**To do**
The response must consist of the lines from the one holding "Output a JSON" through the final line of the entries, given again exactly and without any pictures.

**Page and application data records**
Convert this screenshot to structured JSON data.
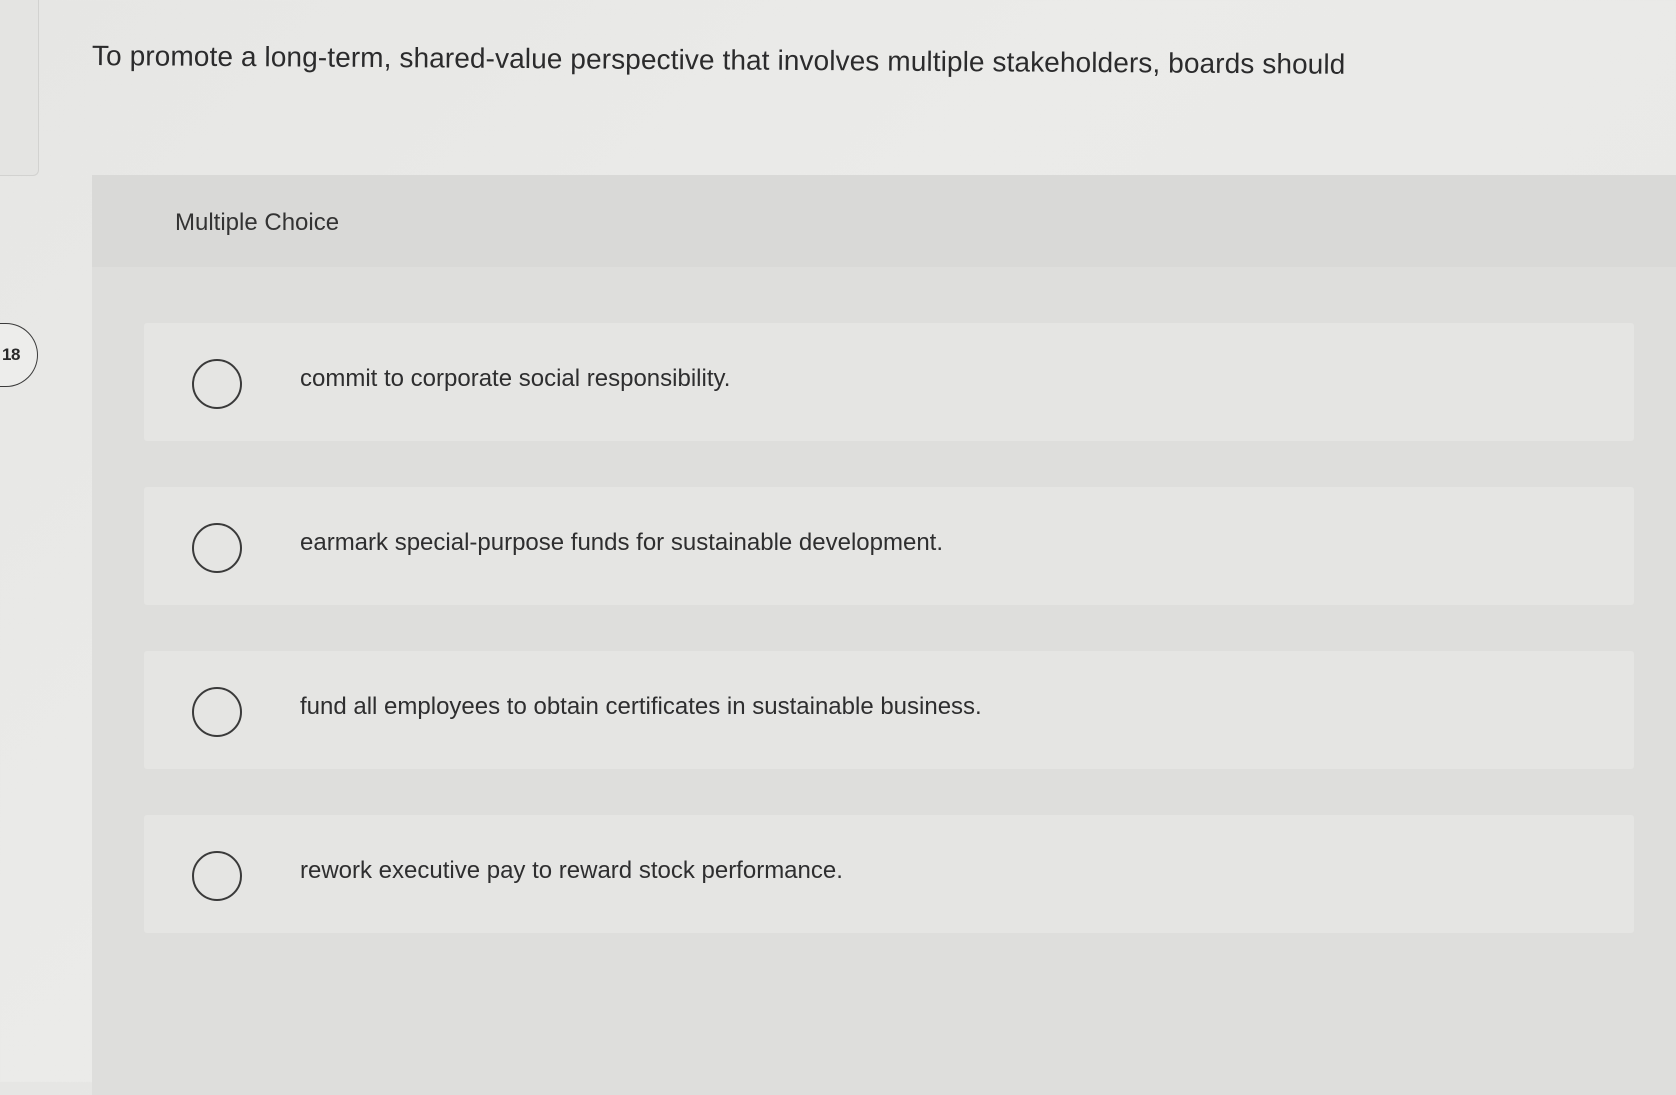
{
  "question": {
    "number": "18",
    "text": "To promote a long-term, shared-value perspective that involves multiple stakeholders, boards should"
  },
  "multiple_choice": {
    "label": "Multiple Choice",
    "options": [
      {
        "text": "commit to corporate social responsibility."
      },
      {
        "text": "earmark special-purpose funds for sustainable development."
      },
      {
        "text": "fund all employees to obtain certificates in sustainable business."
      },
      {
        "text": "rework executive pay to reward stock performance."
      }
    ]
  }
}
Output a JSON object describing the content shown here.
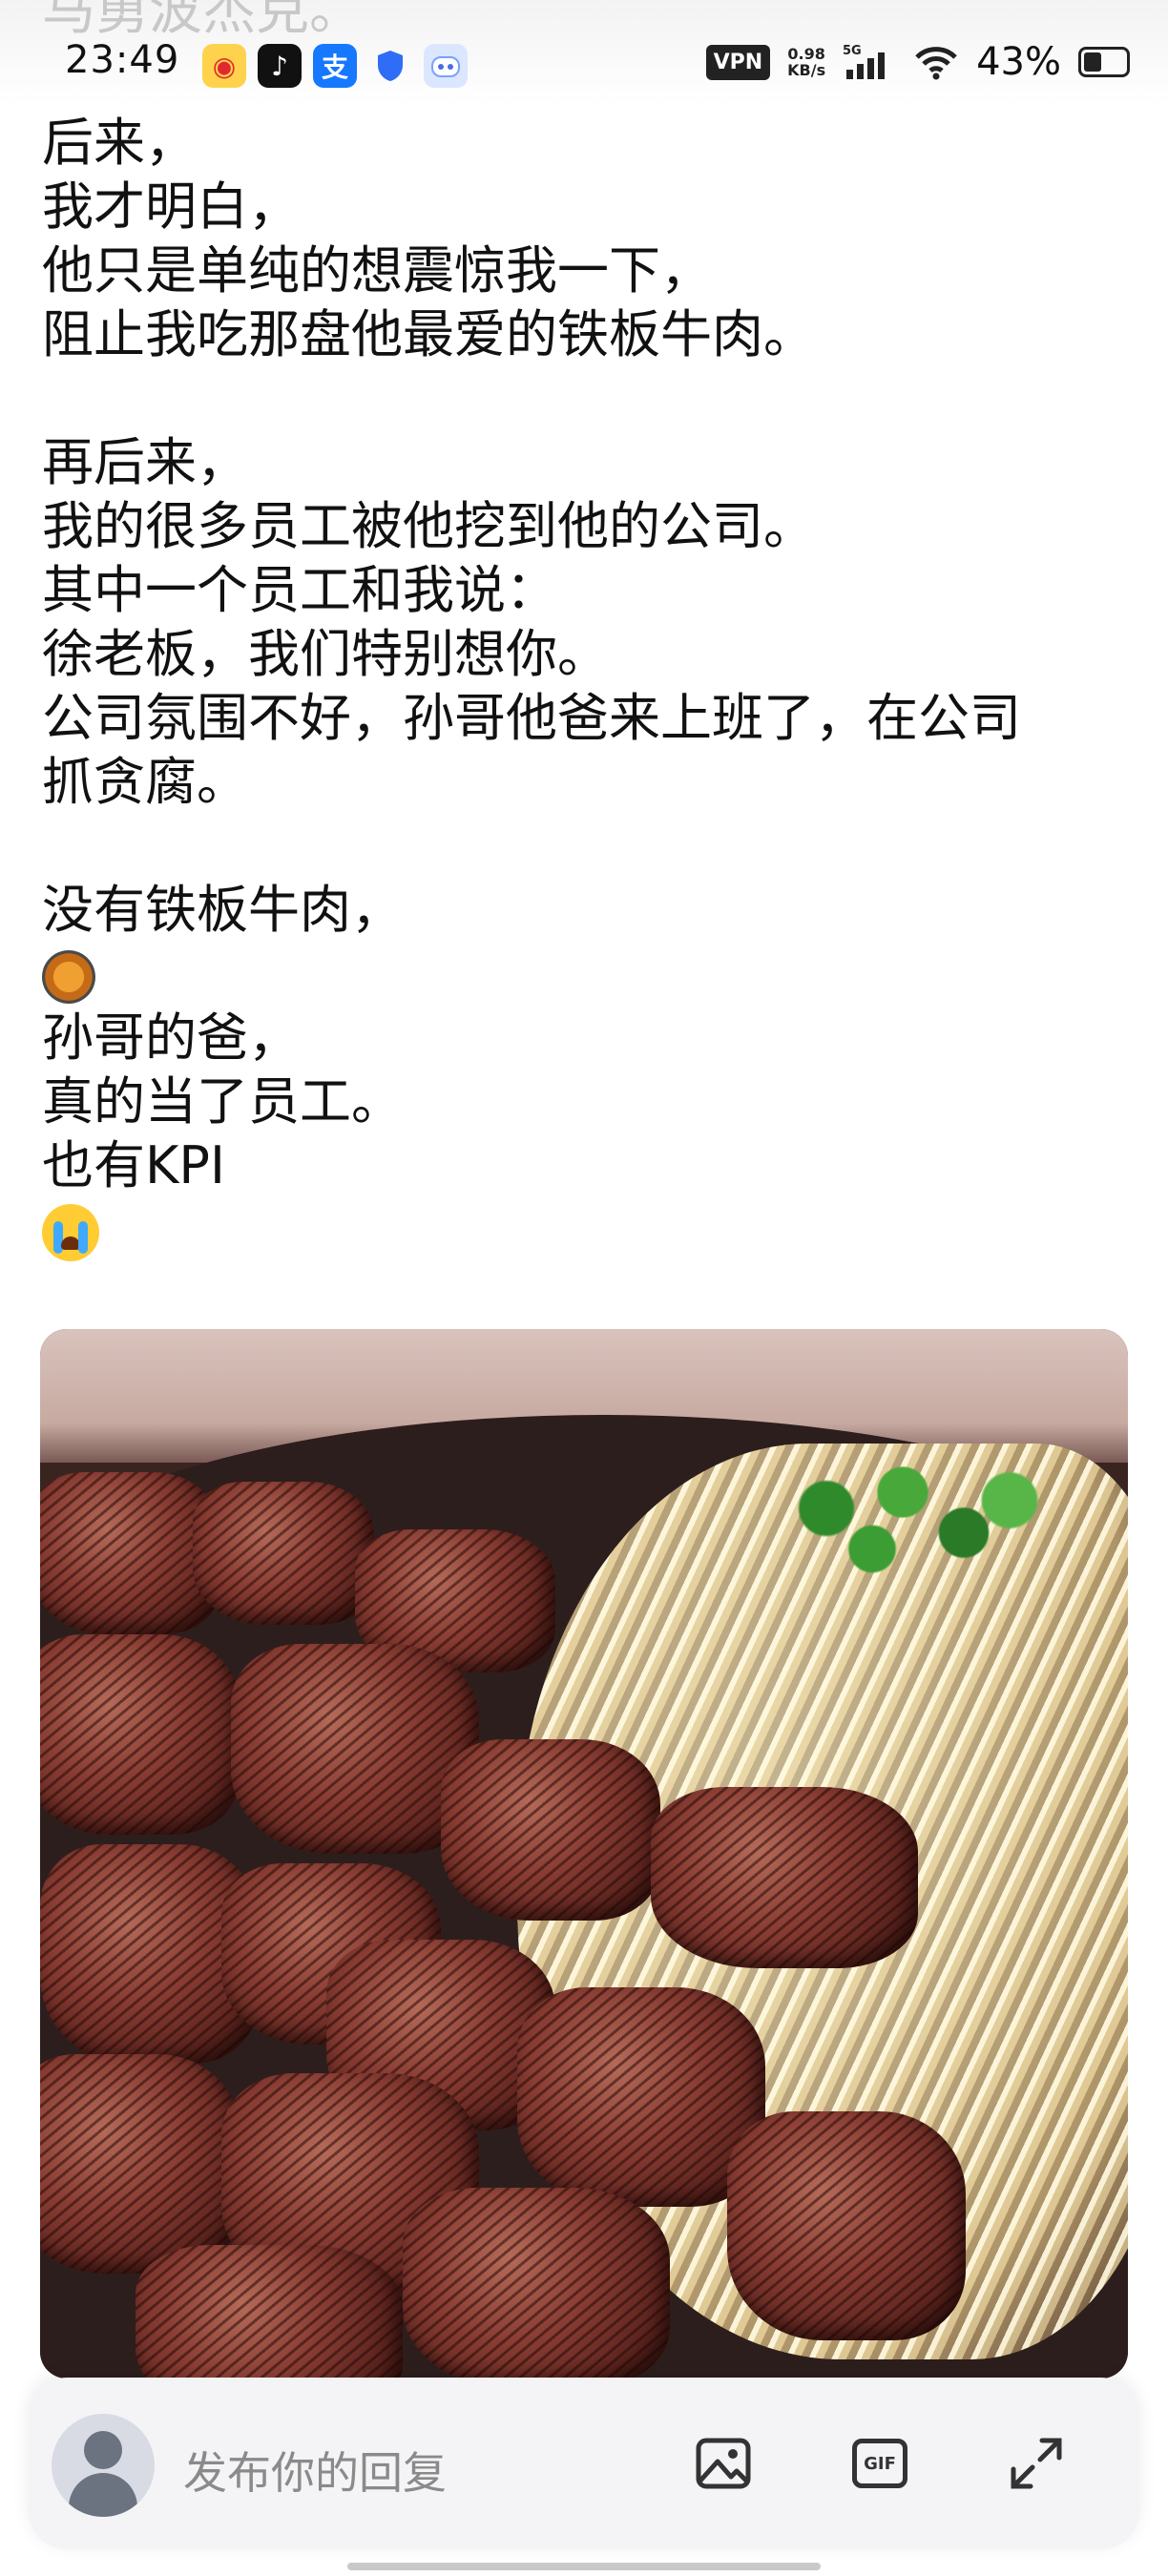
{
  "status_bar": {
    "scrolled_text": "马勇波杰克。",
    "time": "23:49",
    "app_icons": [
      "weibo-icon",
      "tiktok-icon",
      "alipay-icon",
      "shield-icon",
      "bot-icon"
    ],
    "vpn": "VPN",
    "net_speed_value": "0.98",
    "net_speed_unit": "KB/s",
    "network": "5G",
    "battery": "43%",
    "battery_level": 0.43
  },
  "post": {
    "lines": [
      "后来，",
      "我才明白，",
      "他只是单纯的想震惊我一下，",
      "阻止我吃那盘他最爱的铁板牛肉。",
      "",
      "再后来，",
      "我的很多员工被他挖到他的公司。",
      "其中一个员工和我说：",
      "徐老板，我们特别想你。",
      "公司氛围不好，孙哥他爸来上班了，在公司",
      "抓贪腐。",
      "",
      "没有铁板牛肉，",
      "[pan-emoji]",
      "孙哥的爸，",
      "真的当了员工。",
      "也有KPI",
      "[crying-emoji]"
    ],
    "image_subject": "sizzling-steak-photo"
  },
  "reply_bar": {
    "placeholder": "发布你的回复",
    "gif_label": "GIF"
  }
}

**Expected answer**
Output a JSON object describing the content shown here.
{
  "status_bar": {
    "scrolled_text": "马勇波杰克。",
    "time": "23:49",
    "app_icons": [
      "weibo-icon",
      "tiktok-icon",
      "alipay-icon",
      "shield-icon",
      "bot-icon"
    ],
    "vpn": "VPN",
    "net_speed_value": "0.98",
    "net_speed_unit": "KB/s",
    "network": "5G",
    "battery": "43%",
    "battery_level": 0.43
  },
  "post": {
    "lines": [
      "后来，",
      "我才明白，",
      "他只是单纯的想震惊我一下，",
      "阻止我吃那盘他最爱的铁板牛肉。",
      "",
      "再后来，",
      "我的很多员工被他挖到他的公司。",
      "其中一个员工和我说：",
      "徐老板，我们特别想你。",
      "公司氛围不好，孙哥他爸来上班了，在公司",
      "抓贪腐。",
      "",
      "没有铁板牛肉，",
      "[pan-emoji]",
      "孙哥的爸，",
      "真的当了员工。",
      "也有KPI",
      "[crying-emoji]"
    ],
    "image_subject": "sizzling-steak-photo"
  },
  "reply_bar": {
    "placeholder": "发布你的回复",
    "gif_label": "GIF"
  }
}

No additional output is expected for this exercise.